Matt Yglesias asks a good question:
The truth of the matter, though, is that there hasn’t been a moment when the United States didn’t try to micromanage events in the Gulf since, well, since the British Empire was doing it instead. There isn’t, however, much in the way of evidence that this kind of policy is actually necessary. It does, however, seem to have succeeded in producing one of the most politically screwed up places on the planet.
It’s pretty unequivocally true that much of the blame for the state of the Gulf should be placed at the feet of the West, not least those who placed colonial ambitions ahead of ethnoregional integrity when divvying up the Middle East at Versailles in 1919. It’s safe to say that the civil war in Iraq wouldn’t be anywhere close to as bad as it is today if Clemenceau and George created actual, ethnically-based nation-states instead of the artificial ones that still populate the region.

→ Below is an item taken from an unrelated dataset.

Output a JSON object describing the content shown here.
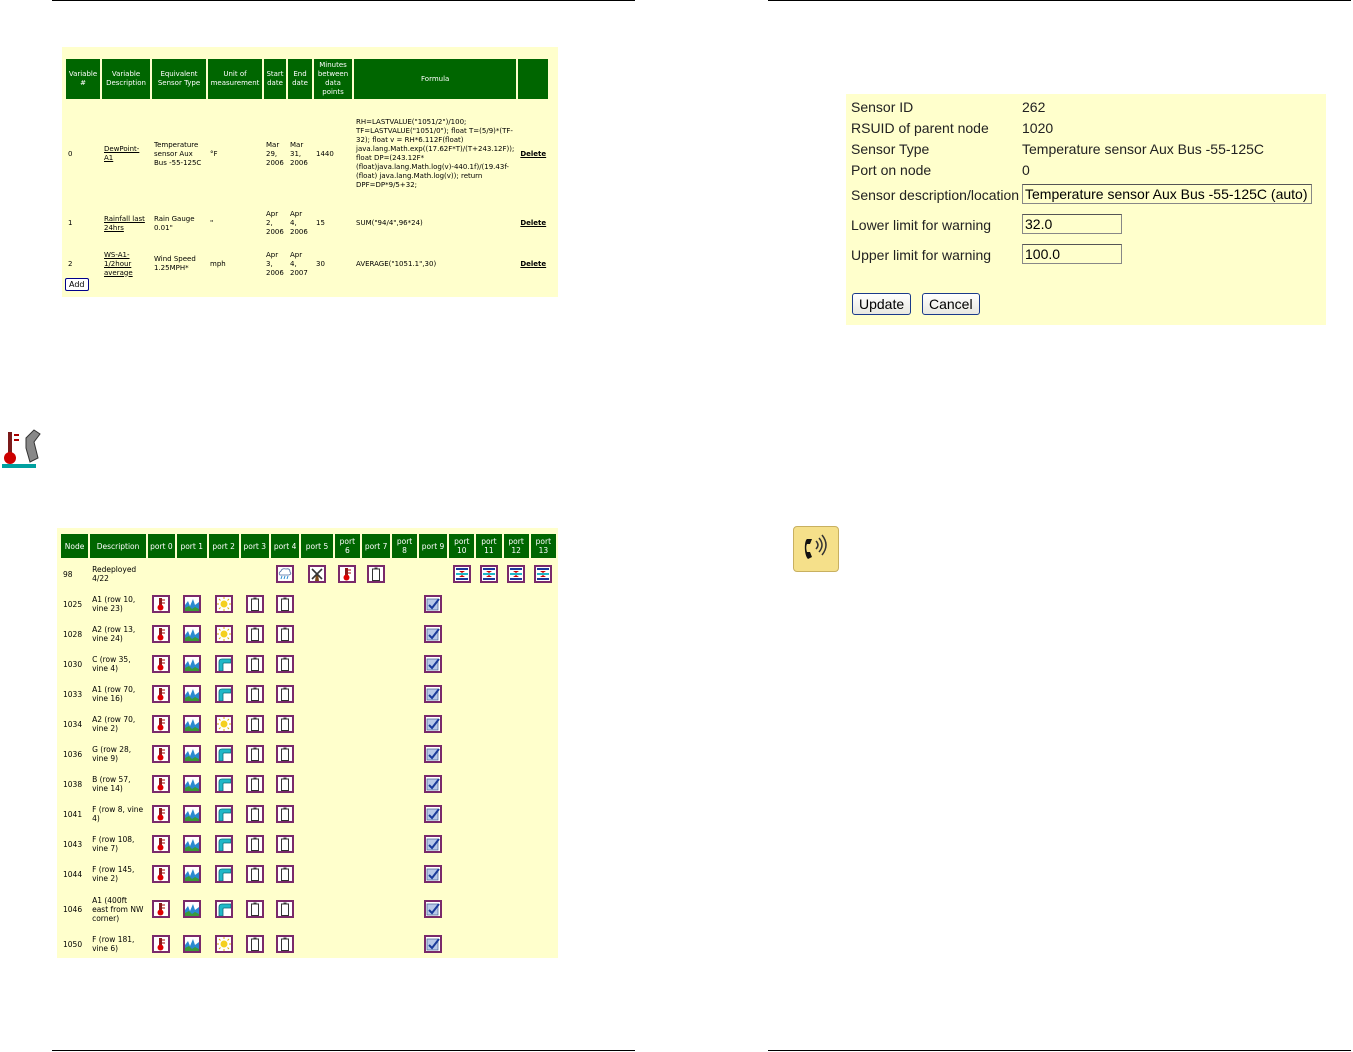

But I won’t go as far as Matt as to the lack of justification for this state of affairs. Following things like the OPEC boycott, the Iranian revolution, and the invasion of Kuwait, it shouldn’t come as a surprise that the US and its allies would try to control the region. When even ostensible allies in the region can collapse more or less spontaneously (Iran), or indirectly (Kuwait) or directly (OPEC) turn against our oil interest, it isn’t unreasonable to say that we need a very hands-on approach to things. This isn’t to say that such an approach is right, but it isn’t entirely baseless.